To determine the cause of your depression, your doctor may suggest a series of tests such as:
- Thyroid Function Tests (TFTs)
- Blood Tests such as Complete Blood Count (CBC)
- Creatinine and Blood Urea Nitrogen (BUN)
- Hormone levels
- Liver Function Tests (LFTs)
- Fasting blood glucose
- Calcium and magnesium levels
While many doctors will wait and conduct a few more appointments before they decide to give you medications to treat your depression, some would deem it appropriate to medicate you immediately if necessary. Antidepressants return your body’s hormone levels to normal and stabilize your mood. The most commonly prescribed medications for depression treatment (antidepressants) are:
- Zoloft (sertraline): Zoloft is the most commonly prescribed antidepressant. Zoloft is highly effective, although some people find it’s more likely than other SSRIs to cause diarrhea.
- Prozac (fluoxetine): Prozac is still one of the most popular SSRIs in the United States. It’s FDA approved for children and teenagers.
- Celexa (citalopram): Studies show that Celexa works as well as other SSRIs and has similar side effects.
- Lexapro (escitalopram): Along with Prozac, Lexapro is one of the only SSRIs that’s been approved by the FDA for teenagers to use.
Your doctor may also suggest some lifestyle changes such as figuring out a routine and sticking to it, exercising, reading self-help books, talk therapy, and so on. Next, they may refer you to a specialist if necessary. They may also ask you to follow up for more appointments if needed.

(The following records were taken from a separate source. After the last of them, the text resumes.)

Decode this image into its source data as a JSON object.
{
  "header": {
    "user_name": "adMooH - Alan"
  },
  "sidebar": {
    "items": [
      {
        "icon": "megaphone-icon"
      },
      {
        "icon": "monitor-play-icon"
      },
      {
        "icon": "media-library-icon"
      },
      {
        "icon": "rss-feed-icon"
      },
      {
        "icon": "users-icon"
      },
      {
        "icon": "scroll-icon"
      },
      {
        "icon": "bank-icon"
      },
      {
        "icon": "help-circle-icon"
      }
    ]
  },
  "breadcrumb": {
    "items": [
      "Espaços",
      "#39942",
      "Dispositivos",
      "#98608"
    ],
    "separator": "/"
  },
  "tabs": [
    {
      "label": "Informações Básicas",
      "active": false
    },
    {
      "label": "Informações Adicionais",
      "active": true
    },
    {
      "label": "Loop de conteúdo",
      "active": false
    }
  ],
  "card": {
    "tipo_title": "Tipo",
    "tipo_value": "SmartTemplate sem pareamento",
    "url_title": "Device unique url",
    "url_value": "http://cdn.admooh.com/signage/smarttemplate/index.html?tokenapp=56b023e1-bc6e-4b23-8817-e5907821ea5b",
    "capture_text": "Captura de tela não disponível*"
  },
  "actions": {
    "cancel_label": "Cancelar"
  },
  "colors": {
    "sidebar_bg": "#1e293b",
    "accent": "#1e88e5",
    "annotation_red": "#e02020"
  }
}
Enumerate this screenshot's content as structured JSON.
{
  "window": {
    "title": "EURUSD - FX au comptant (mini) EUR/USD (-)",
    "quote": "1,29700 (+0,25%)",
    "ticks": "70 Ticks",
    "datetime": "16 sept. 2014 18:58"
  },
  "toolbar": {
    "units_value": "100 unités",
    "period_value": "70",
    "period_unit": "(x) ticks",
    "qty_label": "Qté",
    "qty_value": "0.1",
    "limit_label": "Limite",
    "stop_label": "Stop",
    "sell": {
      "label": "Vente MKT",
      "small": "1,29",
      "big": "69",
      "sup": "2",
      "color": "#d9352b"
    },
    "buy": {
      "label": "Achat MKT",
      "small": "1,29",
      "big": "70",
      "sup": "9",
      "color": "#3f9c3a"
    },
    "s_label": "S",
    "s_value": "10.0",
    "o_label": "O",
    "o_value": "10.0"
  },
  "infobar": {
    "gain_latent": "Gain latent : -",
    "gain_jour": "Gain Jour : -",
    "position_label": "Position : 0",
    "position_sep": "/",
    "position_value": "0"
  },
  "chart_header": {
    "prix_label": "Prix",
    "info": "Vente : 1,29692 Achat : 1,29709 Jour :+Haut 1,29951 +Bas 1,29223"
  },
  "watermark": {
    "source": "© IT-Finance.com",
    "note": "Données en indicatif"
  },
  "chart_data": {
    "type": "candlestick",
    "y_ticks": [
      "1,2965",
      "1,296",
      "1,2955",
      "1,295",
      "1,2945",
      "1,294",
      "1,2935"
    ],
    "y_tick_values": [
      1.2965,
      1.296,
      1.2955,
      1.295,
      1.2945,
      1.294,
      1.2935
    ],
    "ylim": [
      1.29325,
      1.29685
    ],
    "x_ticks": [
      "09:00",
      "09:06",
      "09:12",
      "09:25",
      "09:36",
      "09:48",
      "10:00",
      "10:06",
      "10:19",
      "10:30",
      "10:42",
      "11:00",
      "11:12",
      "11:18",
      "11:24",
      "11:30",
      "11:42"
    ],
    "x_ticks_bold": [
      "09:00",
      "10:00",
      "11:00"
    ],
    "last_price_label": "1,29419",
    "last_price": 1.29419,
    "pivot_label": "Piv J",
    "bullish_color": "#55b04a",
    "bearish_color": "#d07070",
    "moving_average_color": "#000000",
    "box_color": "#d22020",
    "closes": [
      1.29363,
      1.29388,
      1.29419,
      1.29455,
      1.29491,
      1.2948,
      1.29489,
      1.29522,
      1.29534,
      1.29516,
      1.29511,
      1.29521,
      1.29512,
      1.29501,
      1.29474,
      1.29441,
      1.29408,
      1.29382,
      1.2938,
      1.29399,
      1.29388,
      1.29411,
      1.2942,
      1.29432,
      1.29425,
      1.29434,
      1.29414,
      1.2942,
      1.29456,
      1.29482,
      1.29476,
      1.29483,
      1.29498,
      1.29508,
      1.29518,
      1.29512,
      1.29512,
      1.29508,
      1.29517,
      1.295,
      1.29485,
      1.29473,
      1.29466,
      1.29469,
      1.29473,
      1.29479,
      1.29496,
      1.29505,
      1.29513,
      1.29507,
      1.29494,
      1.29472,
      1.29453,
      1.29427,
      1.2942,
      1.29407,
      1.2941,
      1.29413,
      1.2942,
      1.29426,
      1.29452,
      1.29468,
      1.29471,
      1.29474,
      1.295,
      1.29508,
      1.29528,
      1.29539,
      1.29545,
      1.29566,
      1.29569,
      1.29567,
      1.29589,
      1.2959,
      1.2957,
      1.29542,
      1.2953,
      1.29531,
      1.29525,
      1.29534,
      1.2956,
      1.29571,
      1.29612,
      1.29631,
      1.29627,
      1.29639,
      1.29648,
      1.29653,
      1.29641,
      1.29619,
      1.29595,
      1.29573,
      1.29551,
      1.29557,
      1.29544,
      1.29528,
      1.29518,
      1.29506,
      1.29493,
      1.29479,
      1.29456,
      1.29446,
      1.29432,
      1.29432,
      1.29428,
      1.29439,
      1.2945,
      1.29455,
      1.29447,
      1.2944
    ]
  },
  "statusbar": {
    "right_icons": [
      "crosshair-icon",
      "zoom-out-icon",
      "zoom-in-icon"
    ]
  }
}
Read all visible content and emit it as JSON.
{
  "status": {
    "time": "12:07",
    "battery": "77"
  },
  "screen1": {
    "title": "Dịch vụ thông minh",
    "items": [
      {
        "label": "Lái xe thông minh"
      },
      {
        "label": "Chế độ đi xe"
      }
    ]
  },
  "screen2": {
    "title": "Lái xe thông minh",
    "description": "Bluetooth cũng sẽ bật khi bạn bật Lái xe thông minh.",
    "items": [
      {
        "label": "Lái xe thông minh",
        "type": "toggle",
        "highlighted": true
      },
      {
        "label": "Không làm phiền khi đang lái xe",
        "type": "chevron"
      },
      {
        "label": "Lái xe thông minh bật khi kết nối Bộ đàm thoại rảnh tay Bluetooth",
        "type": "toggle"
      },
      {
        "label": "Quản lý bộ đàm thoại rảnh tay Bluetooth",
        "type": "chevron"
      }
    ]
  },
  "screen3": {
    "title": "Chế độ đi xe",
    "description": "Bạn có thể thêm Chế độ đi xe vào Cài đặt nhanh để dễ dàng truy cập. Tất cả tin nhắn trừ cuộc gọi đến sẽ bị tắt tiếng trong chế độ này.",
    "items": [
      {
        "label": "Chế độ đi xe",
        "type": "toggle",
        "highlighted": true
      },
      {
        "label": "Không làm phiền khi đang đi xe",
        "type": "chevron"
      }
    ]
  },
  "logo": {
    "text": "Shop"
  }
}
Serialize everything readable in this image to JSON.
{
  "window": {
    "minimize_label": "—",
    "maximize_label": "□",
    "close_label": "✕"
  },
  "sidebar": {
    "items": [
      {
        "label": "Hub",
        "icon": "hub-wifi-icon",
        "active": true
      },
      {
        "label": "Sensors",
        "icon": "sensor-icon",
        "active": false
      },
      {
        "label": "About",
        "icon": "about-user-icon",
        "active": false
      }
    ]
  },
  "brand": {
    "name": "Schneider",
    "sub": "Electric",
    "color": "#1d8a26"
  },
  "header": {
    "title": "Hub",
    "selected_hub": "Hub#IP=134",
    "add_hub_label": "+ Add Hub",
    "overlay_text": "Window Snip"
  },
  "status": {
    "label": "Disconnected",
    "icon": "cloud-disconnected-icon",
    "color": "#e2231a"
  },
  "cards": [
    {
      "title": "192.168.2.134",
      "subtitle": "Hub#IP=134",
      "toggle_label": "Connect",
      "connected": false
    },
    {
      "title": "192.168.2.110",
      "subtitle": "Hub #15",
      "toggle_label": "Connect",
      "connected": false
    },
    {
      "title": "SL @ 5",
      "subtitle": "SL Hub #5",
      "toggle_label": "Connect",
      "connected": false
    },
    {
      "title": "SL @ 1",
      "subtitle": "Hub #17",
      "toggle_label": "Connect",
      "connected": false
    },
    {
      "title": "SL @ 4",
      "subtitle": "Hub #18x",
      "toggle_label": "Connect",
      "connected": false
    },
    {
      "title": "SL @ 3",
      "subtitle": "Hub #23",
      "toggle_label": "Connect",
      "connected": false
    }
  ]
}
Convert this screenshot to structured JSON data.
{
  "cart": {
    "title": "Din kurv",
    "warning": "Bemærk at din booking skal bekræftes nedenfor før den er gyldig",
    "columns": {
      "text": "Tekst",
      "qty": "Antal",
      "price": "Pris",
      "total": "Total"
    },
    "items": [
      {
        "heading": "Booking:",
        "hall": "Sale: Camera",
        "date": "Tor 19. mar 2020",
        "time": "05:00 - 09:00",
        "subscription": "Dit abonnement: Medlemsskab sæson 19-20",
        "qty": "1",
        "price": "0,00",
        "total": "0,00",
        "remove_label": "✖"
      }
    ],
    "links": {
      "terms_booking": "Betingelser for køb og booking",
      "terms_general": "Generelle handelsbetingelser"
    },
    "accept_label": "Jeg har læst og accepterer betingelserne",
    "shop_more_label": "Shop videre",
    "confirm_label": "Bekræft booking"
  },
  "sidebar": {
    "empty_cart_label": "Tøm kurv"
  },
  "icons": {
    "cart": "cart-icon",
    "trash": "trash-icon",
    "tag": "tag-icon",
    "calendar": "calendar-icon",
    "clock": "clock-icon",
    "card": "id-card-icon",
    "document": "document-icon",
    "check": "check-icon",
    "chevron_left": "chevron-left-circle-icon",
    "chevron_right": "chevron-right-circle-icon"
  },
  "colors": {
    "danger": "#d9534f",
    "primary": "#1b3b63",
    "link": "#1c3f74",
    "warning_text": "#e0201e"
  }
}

Depression can be a difficult disorder to deal with on your own, and you must seek help from a doctor rather than self-medicating or finding alternate ways to feel better. Speak up about your condition, do not suffer quietly. That is the first step to getting and feeling better. While the stigma associated with the disease has made it harder to seek support, you should prioritize your mental health and ask for help when needed.
Which doctor helps with depression?
You can talk to your primary care doctor who can screen for depression and may prescribe antidepressants. They may provide a referral for a psychiatrist.
A lot of people may talk to a Psychiatrist directly. A psychiatrist is a medical doctor trained to diagnose and treat mental health disorders.
Who to talk to when you are depressed?
Mental Health America suggests the following avenues to get support:
Friends and family: You can start with a trusted and supportive friend or a family member. You can feel very relieved by opening up to the people closest to you.
Professionals: Professionals such as doctors, therapists, or counselors are trained to diagnose mental health issues and provide support. If you already see a doctor, that can be a great place to start.
Support groups: There are several people who have experienced what you are experiencing and they can provide support. Support groups can meet in person or online.
How to talk to my doctor about postpartum depression?
Reach out to the doctor or provider you are most comfortable with and feel like you can trust – a Family doctor, Obstetrician, Psychiatrist, or Midwife. Don’t wait to let the provider know how you are feeling. Let your provider know as soon as you become worried about the way you are feeling.
Can you talk to your family doctor about depression?
Yes! Primary care physicians and family doctors are trained to treat the entire patient – your physical health as well as mental and emotional health. So, a family doctor or primary care is a great place to start. They may refer you to a mental health expert.